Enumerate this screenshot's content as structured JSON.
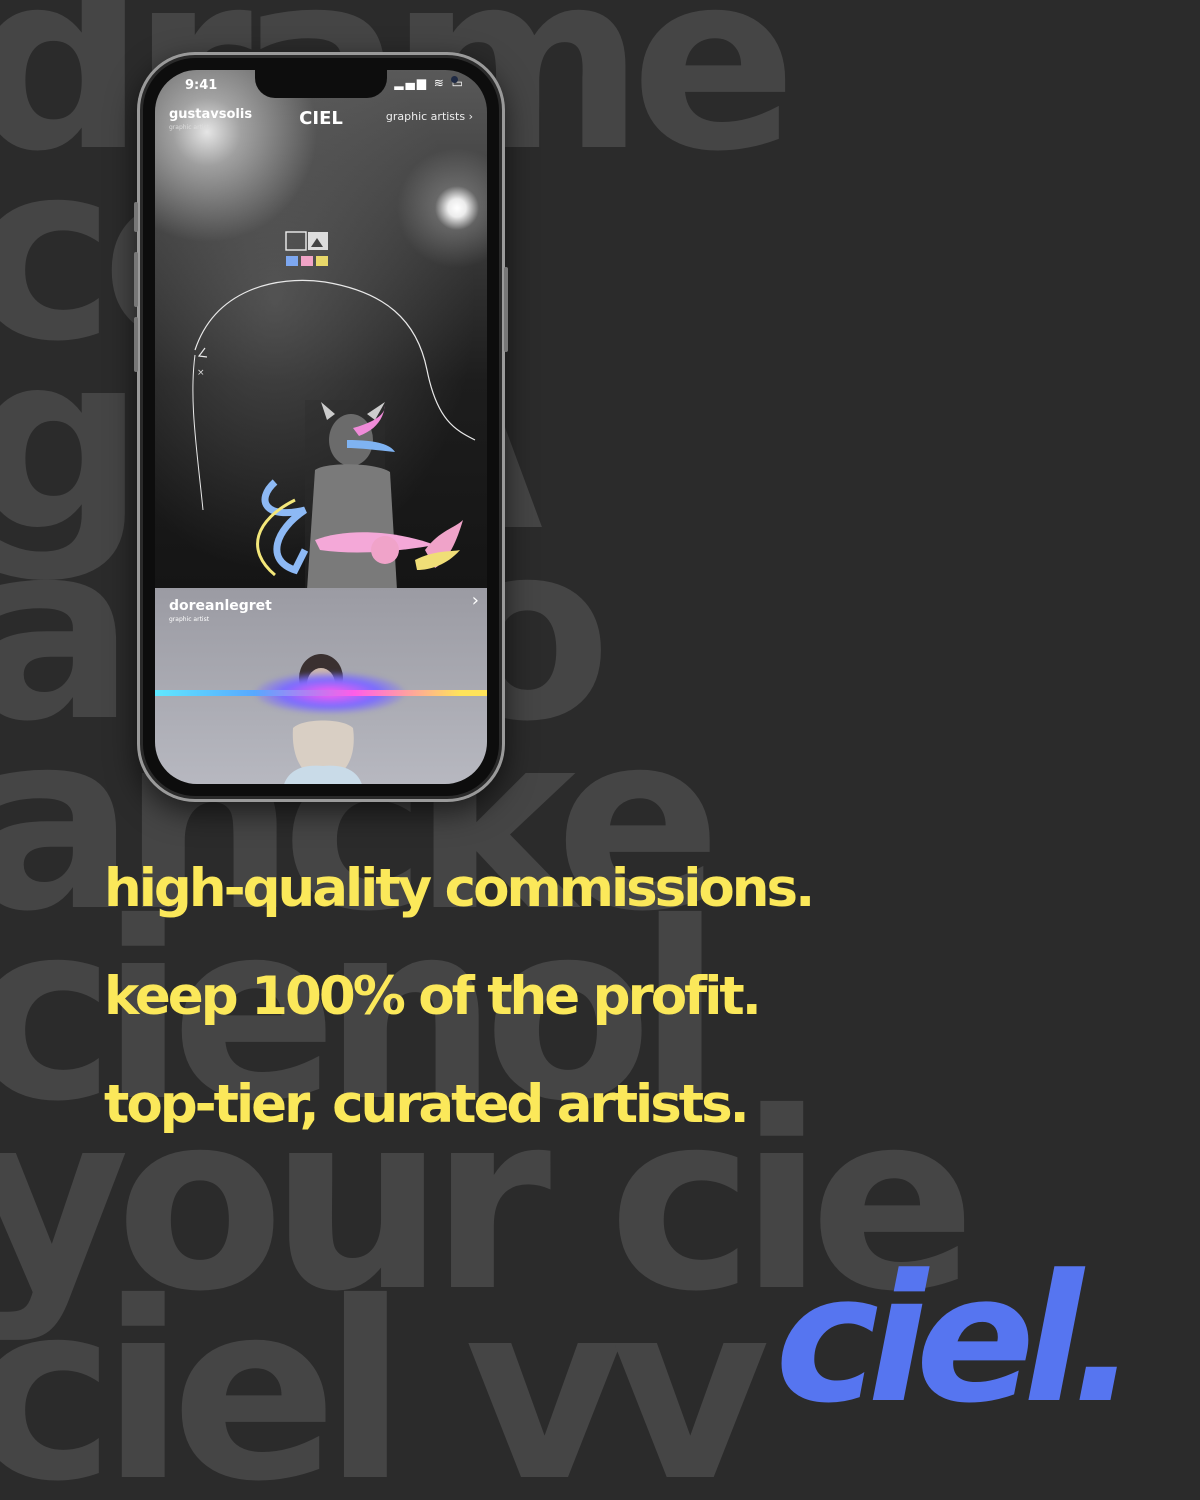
{
  "background": {
    "rows": [
      "drame",
      "ccol",
      "gieA",
      "ando",
      "ancke",
      "cienol",
      "your cie",
      "ciel vv"
    ],
    "color": "#454545",
    "base_color": "#2b2b2b"
  },
  "phone": {
    "status_time": "9:41",
    "status_icons": "▂▄▆ ≋ ▭",
    "header": {
      "username": "gustavsolis",
      "role": "graphic artist",
      "brand": "CIEL",
      "nav_link": "graphic artists",
      "nav_icon": "chevron-right-icon"
    },
    "swatch_colors": [
      "#7da7f0",
      "#f1a4c7",
      "#e8d86a"
    ],
    "second_card": {
      "username": "doreanlegret",
      "role": "graphic artist",
      "chevron": "›"
    }
  },
  "tagline": {
    "line1": "high-quality commissions.",
    "line2": "keep 100% of the profit.",
    "line3": "top-tier, curated artists."
  },
  "logo": {
    "text": "ciel.",
    "color": "#5675f0"
  },
  "accent_color": "#fbe85a"
}
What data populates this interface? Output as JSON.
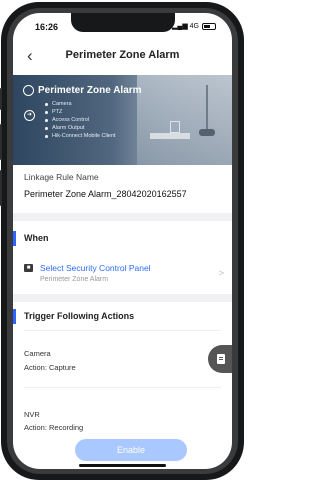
{
  "status": {
    "time": "16:26",
    "signal": "▂▄▆ 4G"
  },
  "nav": {
    "back_icon": "‹",
    "title": "Perimeter Zone Alarm"
  },
  "banner": {
    "title": "Perimeter Zone Alarm",
    "items": [
      "Camera",
      "PTZ",
      "Access Control",
      "Alarm Output",
      "Hik-Connect Mobile Client"
    ]
  },
  "rule": {
    "label": "Linkage Rule Name",
    "value": "Perimeter Zone Alarm_28042020162557"
  },
  "when": {
    "header": "When",
    "panel_title": "Select Security Control Panel",
    "panel_sub": "Perimeter Zone Alarm",
    "chevron": ">"
  },
  "trigger": {
    "header": "Trigger Following Actions",
    "actions": [
      {
        "device": "Camera",
        "action": "Action: Capture"
      },
      {
        "device": "NVR",
        "action": "Action: Recording"
      }
    ]
  },
  "enable_label": "Enable",
  "colors": {
    "accent": "#2f63ff",
    "link": "#2b6bff",
    "enable_bg": "#a9c8ff"
  }
}
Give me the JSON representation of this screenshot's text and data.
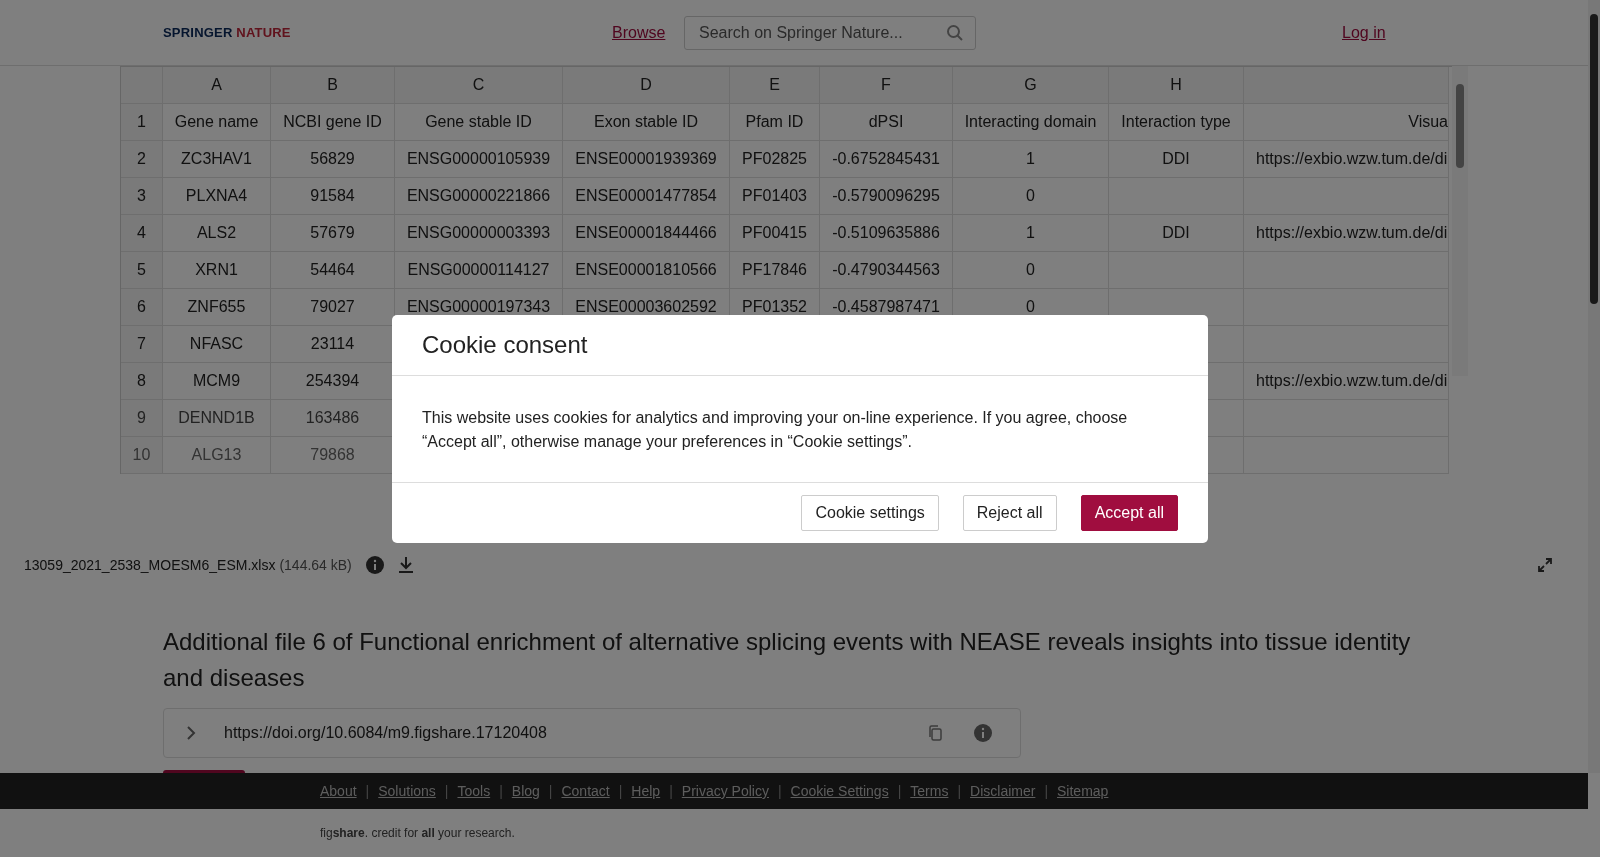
{
  "header": {
    "logo": {
      "first": "SPRINGER",
      "second": "NATURE"
    },
    "browse_link": "Browse",
    "search": {
      "placeholder": "Search on Springer Nature..."
    },
    "login_link": "Log in"
  },
  "spreadsheet": {
    "columns": [
      "A",
      "B",
      "C",
      "D",
      "E",
      "F",
      "G",
      "H",
      null
    ],
    "rows": [
      {
        "number": "1",
        "cells": [
          "Gene name",
          "NCBI gene ID",
          "Gene stable ID",
          "Exon stable ID",
          "Pfam ID",
          "dPSI",
          "Interacting domain",
          "Interaction type",
          "Visua"
        ]
      },
      {
        "number": "2",
        "cells": [
          "ZC3HAV1",
          "56829",
          "ENSG00000105939",
          "ENSE00001939369",
          "PF02825",
          "-0.6752845431",
          "1",
          "DDI",
          "https://exbio.wzw.tum.de/di"
        ]
      },
      {
        "number": "3",
        "cells": [
          "PLXNA4",
          "91584",
          "ENSG00000221866",
          "ENSE00001477854",
          "PF01403",
          "-0.5790096295",
          "0",
          null,
          null
        ]
      },
      {
        "number": "4",
        "cells": [
          "ALS2",
          "57679",
          "ENSG00000003393",
          "ENSE00001844466",
          "PF00415",
          "-0.5109635886",
          "1",
          "DDI",
          "https://exbio.wzw.tum.de/di"
        ]
      },
      {
        "number": "5",
        "cells": [
          "XRN1",
          "54464",
          "ENSG00000114127",
          "ENSE00001810566",
          "PF17846",
          "-0.4790344563",
          "0",
          null,
          null
        ]
      },
      {
        "number": "6",
        "cells": [
          "ZNF655",
          "79027",
          "ENSG00000197343",
          "ENSE00003602592",
          "PF01352",
          "-0.4587987471",
          "0",
          null,
          null
        ]
      },
      {
        "number": "7",
        "cells": [
          "NFASC",
          "23114",
          null,
          null,
          null,
          null,
          null,
          null,
          null
        ]
      },
      {
        "number": "8",
        "cells": [
          "MCM9",
          "254394",
          null,
          null,
          null,
          null,
          null,
          null,
          "https://exbio.wzw.tum.de/di"
        ]
      },
      {
        "number": "9",
        "cells": [
          "DENND1B",
          "163486",
          null,
          null,
          null,
          null,
          null,
          null,
          null
        ]
      },
      {
        "number": "10",
        "cells": [
          "ALG13",
          "79868",
          null,
          null,
          null,
          null,
          null,
          null,
          null
        ]
      }
    ]
  },
  "file_bar": {
    "filename": "13059_2021_2538_MOESM6_ESM.xlsx",
    "size": "(144.64 kB)"
  },
  "title": "Additional file 6 of Functional enrichment of alternative splicing events with NEASE reveals insights into tissue identity and diseases",
  "doi": "https://doi.org/10.6084/m9.figshare.17120408",
  "footer": {
    "separator": "|",
    "links": [
      "About",
      "Solutions",
      "Tools",
      "Blog",
      "Contact",
      "Help",
      "Privacy Policy",
      "Cookie Settings",
      "Terms",
      "Disclaimer",
      "Sitemap"
    ],
    "credit": "fig**share**. credit for **all** your research."
  },
  "cookie_dialog": {
    "title": "Cookie consent",
    "text": "This website uses cookies for analytics and improving your on-line experience. If you agree, choose “Accept all”, otherwise manage your preferences in “Cookie settings”.",
    "buttons": [
      {
        "label": "Cookie settings",
        "kind": "secondary"
      },
      {
        "label": "Reject all",
        "kind": "secondary"
      },
      {
        "label": "Accept all",
        "kind": "primary"
      }
    ]
  }
}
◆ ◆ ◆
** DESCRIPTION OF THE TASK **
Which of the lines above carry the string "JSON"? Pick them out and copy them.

** SOLUTION FOR THIS TASK **
Enumerate this screenshot's content as structured JSON.
What data populates this interface? Output as JSON.
Give me the JSON representation of this screenshot's text and data.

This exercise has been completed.